VANCOUVER -- As the holiday season approaches, an industry that has seen deaths and some risky situations is now under increased scrutiny, according to the province.

The government says 2019 will mark a new high in the number of inspections conducted on party buses and limousines in BC in recent years, but they can’t yet provide the hard data to show how many vehicles have been checked, how many infractions have been discovered, and how many tickets or fines have been handed out.

"Our checks are still continuing and we’re tallying the numbers," said Perry Dennis, deputy director with the Commercial Vehicle Safety and Enforcement Branch.

Surrey Guildford MLA Garry Begg said by the end of this year, enforcement officers will have conducted more checks on party buses and limos than in the previous three years combined.

"We’ve also increased the number of inspectors," said Begg. "There will be, all throughout this season and again when graduation time comes around, additional sort of boots on the ground to deal with it."

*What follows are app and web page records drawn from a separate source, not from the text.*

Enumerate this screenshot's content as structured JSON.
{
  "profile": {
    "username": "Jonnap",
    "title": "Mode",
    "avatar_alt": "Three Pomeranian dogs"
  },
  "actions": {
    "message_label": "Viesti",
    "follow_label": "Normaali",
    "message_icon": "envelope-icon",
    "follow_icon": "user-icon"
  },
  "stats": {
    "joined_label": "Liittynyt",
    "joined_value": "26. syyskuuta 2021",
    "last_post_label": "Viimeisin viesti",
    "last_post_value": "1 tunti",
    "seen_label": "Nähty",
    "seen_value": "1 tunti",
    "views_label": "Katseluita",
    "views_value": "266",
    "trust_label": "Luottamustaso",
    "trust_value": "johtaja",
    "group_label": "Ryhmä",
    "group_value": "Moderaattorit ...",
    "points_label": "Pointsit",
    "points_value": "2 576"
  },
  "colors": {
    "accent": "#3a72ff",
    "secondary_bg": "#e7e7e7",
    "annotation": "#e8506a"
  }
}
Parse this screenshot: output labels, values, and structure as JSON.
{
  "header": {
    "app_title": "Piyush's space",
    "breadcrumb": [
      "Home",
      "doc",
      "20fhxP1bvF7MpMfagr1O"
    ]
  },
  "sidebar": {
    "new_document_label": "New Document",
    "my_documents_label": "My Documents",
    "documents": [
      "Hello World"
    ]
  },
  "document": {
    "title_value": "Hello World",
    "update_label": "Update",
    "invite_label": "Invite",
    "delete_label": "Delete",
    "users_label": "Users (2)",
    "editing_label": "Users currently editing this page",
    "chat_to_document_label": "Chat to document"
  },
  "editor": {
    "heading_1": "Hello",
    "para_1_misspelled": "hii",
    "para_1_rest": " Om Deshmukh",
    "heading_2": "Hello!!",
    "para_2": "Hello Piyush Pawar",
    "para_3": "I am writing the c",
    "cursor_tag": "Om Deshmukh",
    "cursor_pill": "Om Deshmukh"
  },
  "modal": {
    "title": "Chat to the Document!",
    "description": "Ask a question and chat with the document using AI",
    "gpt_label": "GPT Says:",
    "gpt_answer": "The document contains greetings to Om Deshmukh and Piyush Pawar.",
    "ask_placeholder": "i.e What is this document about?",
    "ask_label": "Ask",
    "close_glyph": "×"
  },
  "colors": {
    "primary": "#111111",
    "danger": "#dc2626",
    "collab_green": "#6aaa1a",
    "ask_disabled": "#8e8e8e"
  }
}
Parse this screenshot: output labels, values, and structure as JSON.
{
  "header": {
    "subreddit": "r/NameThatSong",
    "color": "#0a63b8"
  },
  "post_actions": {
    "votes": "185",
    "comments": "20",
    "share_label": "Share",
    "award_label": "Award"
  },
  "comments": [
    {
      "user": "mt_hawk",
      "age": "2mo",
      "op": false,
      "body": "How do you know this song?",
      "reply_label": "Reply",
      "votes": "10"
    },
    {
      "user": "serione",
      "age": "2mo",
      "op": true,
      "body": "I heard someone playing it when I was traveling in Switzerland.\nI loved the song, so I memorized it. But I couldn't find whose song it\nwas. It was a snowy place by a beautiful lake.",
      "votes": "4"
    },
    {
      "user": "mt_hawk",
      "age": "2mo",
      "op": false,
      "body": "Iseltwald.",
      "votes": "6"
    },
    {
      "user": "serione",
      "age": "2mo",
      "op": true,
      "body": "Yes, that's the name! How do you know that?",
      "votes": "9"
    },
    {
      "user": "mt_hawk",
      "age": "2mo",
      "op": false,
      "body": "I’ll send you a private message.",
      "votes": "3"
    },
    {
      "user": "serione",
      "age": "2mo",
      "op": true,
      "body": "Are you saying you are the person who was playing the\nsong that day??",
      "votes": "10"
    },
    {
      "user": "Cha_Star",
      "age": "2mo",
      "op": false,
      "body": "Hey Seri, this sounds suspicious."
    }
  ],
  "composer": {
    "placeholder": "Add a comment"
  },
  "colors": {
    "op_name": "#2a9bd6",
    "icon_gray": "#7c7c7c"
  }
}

The industry has seen a toughening up of regulations and increased penalties with maximum fines jumping to $50,000 for non-compliance. New regulations now require a safety monitor trained in first aid to be on board with any unaccompanied minors. Operators also have to obtain consent from parents before minors can travel with them.

Julie Upton Raymond and her family have been lobbying for changes ever since her 16-year-old daughter Shannon died after taking ecstasy and drinking on a party bus in 2008. She told CTV News while news of the increased inspections comes "too little, too late" for her family, it has the potential to help other people.

"It goes a long way to prevent that same tragedy unfolding for other families," she said.

There have been other concerning incidents involving party buses this year, including a video that surfaced in July of a man on the roof of a moving bus, which sparked an investigation. In September, the Surrey RCMP said they stopped a party bus over the summer carrying 40 drunk underage passengers.

Upton Raymond believes the new fines will be a deterrent. She also wants parents to ask tough questions if their children are taking a party bus to ensure the rules are being followed.

"I didn’t ask those hard questions because I trusted her and I trusted the people she was with," said Upton Raymond. "Be diligent. I wasn’t. My daughter died."